**** Material supplied
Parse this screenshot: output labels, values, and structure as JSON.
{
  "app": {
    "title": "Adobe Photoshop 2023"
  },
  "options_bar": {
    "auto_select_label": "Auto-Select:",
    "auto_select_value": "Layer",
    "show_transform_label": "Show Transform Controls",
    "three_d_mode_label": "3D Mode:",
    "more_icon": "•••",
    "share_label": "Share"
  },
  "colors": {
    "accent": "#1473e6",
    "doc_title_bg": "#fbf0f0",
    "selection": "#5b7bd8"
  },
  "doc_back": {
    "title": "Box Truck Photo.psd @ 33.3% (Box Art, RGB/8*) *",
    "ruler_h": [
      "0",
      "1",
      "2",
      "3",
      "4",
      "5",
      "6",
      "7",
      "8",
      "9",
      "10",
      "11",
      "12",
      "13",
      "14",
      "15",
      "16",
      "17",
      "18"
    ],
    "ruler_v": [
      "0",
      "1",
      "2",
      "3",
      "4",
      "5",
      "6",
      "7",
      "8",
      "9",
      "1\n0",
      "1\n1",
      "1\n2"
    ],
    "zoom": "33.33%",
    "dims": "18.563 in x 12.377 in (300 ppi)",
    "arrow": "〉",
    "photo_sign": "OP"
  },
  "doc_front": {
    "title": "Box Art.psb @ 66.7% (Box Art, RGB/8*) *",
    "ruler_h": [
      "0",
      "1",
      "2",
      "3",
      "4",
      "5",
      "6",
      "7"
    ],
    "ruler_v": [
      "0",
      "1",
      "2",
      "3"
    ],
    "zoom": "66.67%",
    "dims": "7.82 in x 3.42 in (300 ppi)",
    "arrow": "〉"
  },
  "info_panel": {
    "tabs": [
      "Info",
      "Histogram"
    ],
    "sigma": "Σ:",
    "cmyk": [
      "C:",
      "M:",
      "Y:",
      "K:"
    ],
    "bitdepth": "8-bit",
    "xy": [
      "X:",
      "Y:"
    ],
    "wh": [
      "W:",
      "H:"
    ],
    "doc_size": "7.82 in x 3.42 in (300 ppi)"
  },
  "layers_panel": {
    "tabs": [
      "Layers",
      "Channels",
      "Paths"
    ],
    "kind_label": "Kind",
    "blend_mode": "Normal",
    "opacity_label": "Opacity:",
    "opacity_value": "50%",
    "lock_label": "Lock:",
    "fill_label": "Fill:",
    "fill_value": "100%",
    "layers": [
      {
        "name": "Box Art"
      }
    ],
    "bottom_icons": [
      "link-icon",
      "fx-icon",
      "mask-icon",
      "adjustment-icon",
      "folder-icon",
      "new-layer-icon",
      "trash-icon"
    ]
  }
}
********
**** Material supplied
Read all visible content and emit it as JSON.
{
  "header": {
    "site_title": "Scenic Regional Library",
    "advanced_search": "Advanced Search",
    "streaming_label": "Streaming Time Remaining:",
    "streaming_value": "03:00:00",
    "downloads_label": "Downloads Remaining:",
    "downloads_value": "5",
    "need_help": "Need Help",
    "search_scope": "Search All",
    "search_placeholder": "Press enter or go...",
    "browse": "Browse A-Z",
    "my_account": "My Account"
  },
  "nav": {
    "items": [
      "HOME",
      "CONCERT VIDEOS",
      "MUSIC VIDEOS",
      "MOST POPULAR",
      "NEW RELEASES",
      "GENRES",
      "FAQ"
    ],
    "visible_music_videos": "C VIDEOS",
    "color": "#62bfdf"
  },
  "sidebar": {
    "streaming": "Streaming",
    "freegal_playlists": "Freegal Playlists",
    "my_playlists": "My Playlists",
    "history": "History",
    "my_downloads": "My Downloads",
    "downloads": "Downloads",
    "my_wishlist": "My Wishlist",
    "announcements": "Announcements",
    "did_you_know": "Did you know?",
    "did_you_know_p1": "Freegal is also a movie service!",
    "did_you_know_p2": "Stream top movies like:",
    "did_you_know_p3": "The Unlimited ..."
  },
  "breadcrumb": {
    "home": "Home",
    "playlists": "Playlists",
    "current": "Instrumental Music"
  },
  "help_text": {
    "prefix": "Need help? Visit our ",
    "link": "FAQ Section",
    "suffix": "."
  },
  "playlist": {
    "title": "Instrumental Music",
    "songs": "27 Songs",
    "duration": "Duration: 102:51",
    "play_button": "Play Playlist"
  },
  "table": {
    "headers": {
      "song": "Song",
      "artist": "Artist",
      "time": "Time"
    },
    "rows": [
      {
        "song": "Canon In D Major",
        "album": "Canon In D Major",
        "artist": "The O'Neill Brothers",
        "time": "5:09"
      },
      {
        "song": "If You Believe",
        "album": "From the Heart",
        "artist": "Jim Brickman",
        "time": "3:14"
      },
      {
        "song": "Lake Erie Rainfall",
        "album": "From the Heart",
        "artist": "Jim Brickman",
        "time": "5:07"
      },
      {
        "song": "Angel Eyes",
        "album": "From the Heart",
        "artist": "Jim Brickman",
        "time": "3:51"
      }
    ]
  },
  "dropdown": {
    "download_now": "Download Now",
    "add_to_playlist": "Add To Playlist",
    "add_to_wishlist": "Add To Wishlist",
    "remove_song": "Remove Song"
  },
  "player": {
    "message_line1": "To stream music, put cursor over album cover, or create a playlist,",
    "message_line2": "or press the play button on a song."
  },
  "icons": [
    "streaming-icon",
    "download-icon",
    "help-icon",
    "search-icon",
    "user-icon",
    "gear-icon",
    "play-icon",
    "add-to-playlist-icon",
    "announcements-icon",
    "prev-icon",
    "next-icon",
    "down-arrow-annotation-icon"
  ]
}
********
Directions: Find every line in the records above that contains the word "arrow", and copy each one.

Task solution:
    "arrow": "〉",
    "arrow": "〉"
    "down-arrow-annotation-icon"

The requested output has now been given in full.